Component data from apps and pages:
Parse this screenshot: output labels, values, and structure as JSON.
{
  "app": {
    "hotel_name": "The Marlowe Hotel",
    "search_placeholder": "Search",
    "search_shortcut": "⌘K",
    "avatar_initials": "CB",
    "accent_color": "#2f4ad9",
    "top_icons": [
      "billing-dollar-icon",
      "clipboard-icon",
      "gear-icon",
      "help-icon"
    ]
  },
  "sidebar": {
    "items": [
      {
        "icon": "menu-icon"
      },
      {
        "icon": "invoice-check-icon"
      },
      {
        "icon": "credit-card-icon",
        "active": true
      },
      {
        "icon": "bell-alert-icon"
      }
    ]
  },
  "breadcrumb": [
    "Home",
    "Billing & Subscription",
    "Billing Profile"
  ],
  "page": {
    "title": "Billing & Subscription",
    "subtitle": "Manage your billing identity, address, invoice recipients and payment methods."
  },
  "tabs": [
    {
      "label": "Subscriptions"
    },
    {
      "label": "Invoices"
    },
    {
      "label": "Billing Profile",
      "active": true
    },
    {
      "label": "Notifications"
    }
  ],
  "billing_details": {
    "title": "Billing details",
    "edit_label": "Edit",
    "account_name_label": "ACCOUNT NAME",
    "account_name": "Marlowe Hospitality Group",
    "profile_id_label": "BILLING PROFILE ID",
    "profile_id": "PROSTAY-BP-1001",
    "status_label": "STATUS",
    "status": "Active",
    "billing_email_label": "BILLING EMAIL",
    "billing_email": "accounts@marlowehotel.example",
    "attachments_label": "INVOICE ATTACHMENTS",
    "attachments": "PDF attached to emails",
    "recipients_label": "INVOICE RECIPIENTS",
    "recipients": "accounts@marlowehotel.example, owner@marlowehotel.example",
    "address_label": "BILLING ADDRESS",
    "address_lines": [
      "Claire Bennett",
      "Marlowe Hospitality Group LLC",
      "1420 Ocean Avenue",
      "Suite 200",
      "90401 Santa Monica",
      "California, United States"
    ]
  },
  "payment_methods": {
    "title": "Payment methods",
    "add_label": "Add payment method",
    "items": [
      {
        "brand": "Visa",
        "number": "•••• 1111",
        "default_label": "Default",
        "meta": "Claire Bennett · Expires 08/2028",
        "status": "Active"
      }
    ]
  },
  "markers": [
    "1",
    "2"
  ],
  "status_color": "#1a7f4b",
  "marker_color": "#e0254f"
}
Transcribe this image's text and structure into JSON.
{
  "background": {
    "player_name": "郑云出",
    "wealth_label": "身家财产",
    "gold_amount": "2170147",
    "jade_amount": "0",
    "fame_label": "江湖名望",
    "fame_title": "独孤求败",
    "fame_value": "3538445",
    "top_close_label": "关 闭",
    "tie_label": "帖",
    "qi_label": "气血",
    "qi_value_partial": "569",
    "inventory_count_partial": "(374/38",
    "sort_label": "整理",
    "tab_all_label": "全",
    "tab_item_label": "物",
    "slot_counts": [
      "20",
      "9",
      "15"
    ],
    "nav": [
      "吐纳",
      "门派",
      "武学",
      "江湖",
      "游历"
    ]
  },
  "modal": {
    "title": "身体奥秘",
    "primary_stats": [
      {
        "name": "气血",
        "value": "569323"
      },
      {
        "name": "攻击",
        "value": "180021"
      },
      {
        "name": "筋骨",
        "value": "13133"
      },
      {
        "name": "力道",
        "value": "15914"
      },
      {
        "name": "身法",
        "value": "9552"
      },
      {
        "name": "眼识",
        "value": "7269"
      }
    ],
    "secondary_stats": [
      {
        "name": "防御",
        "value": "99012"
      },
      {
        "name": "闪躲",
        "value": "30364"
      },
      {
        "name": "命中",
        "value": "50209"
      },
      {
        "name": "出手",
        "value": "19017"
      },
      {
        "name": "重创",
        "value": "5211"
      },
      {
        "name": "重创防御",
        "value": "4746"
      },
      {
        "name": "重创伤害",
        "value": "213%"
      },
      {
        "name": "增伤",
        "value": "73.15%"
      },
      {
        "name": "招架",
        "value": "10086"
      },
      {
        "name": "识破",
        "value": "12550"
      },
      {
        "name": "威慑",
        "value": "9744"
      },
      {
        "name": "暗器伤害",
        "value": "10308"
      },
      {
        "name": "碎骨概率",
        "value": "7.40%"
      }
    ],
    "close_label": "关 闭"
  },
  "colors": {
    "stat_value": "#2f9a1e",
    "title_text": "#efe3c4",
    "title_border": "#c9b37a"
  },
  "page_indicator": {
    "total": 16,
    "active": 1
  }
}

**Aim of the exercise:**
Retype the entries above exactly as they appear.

**Your solution:**
Parse this screenshot: output labels, values, and structure as JSON.
{
  "app": {
    "hotel_name": "The Marlowe Hotel",
    "search_placeholder": "Search",
    "search_shortcut": "⌘K",
    "avatar_initials": "CB",
    "accent_color": "#2f4ad9",
    "top_icons": [
      "billing-dollar-icon",
      "clipboard-icon",
      "gear-icon",
      "help-icon"
    ]
  },
  "sidebar": {
    "items": [
      {
        "icon": "menu-icon"
      },
      {
        "icon": "invoice-check-icon"
      },
      {
        "icon": "credit-card-icon",
        "active": true
      },
      {
        "icon": "bell-alert-icon"
      }
    ]
  },
  "breadcrumb": [
    "Home",
    "Billing & Subscription",
    "Billing Profile"
  ],
  "page": {
    "title": "Billing & Subscription",
    "subtitle": "Manage your billing identity, address, invoice recipients and payment methods."
  },
  "tabs": [
    {
      "label": "Subscriptions"
    },
    {
      "label": "Invoices"
    },
    {
      "label": "Billing Profile",
      "active": true
    },
    {
      "label": "Notifications"
    }
  ],
  "billing_details": {
    "title": "Billing details",
    "edit_label": "Edit",
    "account_name_label": "ACCOUNT NAME",
    "account_name": "Marlowe Hospitality Group",
    "profile_id_label": "BILLING PROFILE ID",
    "profile_id": "PROSTAY-BP-1001",
    "status_label": "STATUS",
    "status": "Active",
    "billing_email_label": "BILLING EMAIL",
    "billing_email": "accounts@marlowehotel.example",
    "attachments_label": "INVOICE ATTACHMENTS",
    "attachments": "PDF attached to emails",
    "recipients_label": "INVOICE RECIPIENTS",
    "recipients": "accounts@marlowehotel.example, owner@marlowehotel.example",
    "address_label": "BILLING ADDRESS",
    "address_lines": [
      "Claire Bennett",
      "Marlowe Hospitality Group LLC",
      "1420 Ocean Avenue",
      "Suite 200",
      "90401 Santa Monica",
      "California, United States"
    ]
  },
  "payment_methods": {
    "title": "Payment methods",
    "add_label": "Add payment method",
    "items": [
      {
        "brand": "Visa",
        "number": "•••• 1111",
        "default_label": "Default",
        "meta": "Claire Bennett · Expires 08/2028",
        "status": "Active"
      }
    ]
  },
  "markers": [
    "1",
    "2"
  ],
  "status_color": "#1a7f4b",
  "marker_color": "#e0254f"
}
Transcribe this image's text and structure into JSON.
{
  "background": {
    "player_name": "郑云出",
    "wealth_label": "身家财产",
    "gold_amount": "2170147",
    "jade_amount": "0",
    "fame_label": "江湖名望",
    "fame_title": "独孤求败",
    "fame_value": "3538445",
    "top_close_label": "关 闭",
    "tie_label": "帖",
    "qi_label": "气血",
    "qi_value_partial": "569",
    "inventory_count_partial": "(374/38",
    "sort_label": "整理",
    "tab_all_label": "全",
    "tab_item_label": "物",
    "slot_counts": [
      "20",
      "9",
      "15"
    ],
    "nav": [
      "吐纳",
      "门派",
      "武学",
      "江湖",
      "游历"
    ]
  },
  "modal": {
    "title": "身体奥秘",
    "primary_stats": [
      {
        "name": "气血",
        "value": "569323"
      },
      {
        "name": "攻击",
        "value": "180021"
      },
      {
        "name": "筋骨",
        "value": "13133"
      },
      {
        "name": "力道",
        "value": "15914"
      },
      {
        "name": "身法",
        "value": "9552"
      },
      {
        "name": "眼识",
        "value": "7269"
      }
    ],
    "secondary_stats": [
      {
        "name": "防御",
        "value": "99012"
      },
      {
        "name": "闪躲",
        "value": "30364"
      },
      {
        "name": "命中",
        "value": "50209"
      },
      {
        "name": "出手",
        "value": "19017"
      },
      {
        "name": "重创",
        "value": "5211"
      },
      {
        "name": "重创防御",
        "value": "4746"
      },
      {
        "name": "重创伤害",
        "value": "213%"
      },
      {
        "name": "增伤",
        "value": "73.15%"
      },
      {
        "name": "招架",
        "value": "10086"
      },
      {
        "name": "识破",
        "value": "12550"
      },
      {
        "name": "威慑",
        "value": "9744"
      },
      {
        "name": "暗器伤害",
        "value": "10308"
      },
      {
        "name": "碎骨概率",
        "value": "7.40%"
      }
    ],
    "close_label": "关 闭"
  },
  "colors": {
    "stat_value": "#2f9a1e",
    "title_text": "#efe3c4",
    "title_border": "#c9b37a"
  },
  "page_indicator": {
    "total": 16,
    "active": 1
  }
}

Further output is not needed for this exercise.